We heard from people living at the home that staff spent time with people who used the service and supported them in a way they chose. Interactions between staff and people were respectful, sensitive and professional. We observed that staff took time to listen to people, and established their current needs, to help maintain their independence over the choices being made.

Care plans that we saw reflected people’s health and social care needs and demonstrated that other health and social care professionals were involved.

We specifically looked at three people’s care files, which gave detailed information about their health and social care needs. Care files were person-centred and reflected Donness Nursing Home’s ethos that people living at the home were at the heart of planning their care and support needs.

Files included personal information and identified the relevant people involved in their care. The care files were presented in an orderly, and easy to follow, format which staff could refer to when they provided care and support to ensure it was appropriate. Relevant assessments were completed and up-to-date, from initial planning through to ongoing reviews of care.
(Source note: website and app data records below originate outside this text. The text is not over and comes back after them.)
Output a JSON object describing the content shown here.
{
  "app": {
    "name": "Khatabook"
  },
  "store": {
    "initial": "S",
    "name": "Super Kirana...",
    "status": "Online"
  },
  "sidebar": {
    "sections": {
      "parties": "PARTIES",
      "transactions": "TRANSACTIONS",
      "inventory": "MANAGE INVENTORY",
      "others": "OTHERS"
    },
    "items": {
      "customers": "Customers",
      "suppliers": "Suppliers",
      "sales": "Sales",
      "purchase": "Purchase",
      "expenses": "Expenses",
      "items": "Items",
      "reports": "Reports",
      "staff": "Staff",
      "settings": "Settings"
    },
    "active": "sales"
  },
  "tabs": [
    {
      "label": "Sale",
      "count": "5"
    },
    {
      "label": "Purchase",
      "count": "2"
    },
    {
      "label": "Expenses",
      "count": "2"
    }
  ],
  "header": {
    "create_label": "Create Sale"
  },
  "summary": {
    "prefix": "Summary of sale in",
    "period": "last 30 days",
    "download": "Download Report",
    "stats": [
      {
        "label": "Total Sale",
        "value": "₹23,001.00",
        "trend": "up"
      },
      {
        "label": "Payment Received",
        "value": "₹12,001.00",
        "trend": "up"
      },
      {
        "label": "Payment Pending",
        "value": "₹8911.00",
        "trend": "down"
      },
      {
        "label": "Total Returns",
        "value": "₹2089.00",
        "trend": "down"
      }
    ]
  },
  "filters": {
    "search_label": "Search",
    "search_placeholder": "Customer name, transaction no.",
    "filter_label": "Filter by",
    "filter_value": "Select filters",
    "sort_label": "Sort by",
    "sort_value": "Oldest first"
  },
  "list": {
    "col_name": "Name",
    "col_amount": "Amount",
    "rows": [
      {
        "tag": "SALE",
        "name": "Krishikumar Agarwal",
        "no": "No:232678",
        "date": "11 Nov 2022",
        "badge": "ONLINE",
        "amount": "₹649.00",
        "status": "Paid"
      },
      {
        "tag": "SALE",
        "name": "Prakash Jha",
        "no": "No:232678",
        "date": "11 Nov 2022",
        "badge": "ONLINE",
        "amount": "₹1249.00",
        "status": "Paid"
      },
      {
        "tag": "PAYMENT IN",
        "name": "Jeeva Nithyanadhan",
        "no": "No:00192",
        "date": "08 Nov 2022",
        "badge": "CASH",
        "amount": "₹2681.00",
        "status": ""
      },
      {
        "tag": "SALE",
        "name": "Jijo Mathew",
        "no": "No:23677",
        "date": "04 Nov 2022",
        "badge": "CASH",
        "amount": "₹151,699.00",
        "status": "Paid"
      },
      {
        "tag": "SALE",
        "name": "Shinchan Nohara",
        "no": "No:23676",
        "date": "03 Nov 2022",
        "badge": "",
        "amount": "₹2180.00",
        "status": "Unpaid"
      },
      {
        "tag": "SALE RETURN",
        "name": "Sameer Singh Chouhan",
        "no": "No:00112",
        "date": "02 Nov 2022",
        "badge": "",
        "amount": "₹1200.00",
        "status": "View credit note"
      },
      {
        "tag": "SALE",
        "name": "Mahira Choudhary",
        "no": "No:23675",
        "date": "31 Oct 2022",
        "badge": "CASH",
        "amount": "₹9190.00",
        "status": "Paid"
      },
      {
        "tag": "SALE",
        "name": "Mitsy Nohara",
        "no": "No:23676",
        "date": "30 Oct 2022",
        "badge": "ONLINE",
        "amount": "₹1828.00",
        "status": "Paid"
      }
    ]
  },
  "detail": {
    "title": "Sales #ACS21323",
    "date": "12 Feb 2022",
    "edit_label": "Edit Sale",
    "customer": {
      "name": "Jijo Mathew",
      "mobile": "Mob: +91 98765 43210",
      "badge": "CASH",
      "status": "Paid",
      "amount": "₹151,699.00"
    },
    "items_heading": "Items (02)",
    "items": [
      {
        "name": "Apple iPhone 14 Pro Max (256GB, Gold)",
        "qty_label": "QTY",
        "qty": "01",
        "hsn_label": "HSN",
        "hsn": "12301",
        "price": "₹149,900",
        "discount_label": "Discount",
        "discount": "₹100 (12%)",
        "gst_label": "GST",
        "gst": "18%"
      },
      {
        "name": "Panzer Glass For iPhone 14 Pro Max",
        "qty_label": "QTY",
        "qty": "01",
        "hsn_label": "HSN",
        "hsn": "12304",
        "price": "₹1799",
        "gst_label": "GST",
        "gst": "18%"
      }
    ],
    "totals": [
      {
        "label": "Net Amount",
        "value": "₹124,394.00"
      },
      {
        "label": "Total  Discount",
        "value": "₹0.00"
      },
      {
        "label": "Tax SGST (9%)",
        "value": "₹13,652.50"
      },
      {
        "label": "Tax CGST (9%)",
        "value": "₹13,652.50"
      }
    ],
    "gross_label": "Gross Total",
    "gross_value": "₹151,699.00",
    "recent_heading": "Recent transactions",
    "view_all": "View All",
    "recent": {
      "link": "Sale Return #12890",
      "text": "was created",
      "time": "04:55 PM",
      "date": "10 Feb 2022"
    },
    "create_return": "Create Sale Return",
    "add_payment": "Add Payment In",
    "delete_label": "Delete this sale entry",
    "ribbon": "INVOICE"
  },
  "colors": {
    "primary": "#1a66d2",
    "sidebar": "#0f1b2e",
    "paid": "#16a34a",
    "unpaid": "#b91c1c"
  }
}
Care plans were up-to-date and were written with clear instructions. They were broken down into separate sections making it easier to find relevant information, for example, physical health and mental health needs, mobility, personal care, pain management, medication, communication and nutrition. Within daily notes there was written evidence of visits and conversations with health and social care professionals, such as GPs. These records demonstrated how others had been involved in people’s care. Additionally, care plans showed that people underwent regular reviews or in response to changing needs.

People’s individual risks were identified and the necessary risk assessments were conducted and reviewed on a monthly basis or when there was evidence of changing needs. For example we saw risk assessments for nutrition, falls, skin integrity and mobility. This demonstrated that, when staff were accessing information about a person’s needs through their risk assessments, they were able to determine how best to support them in a safe way.

We had received concerning information about the management of pain and end of life care. The information was specifically about the competence of registered nurses use of syringe drivers which are used to manage pain through the administration of analgesic medication. We spoke with the registered manager about the concerns. They explained that qualified nurses are trained in the use of manual syringe drivers but, through medical advancements, these were now digital. The registered manager informed us that staff had completed the e-learning module on digital syringe drivers, but they had not received the face to face session. They added that they had been trying to secure ‘hands on’ training for staff for 12 months. They had now managed to arrange this for 9 October 2012. The district nursing team had assisted the home recently when a person required a syringe driver to be in situ as the home’s nursing team did not have either the competency or confidence in using digitalised syringe drivers.

We saw evidence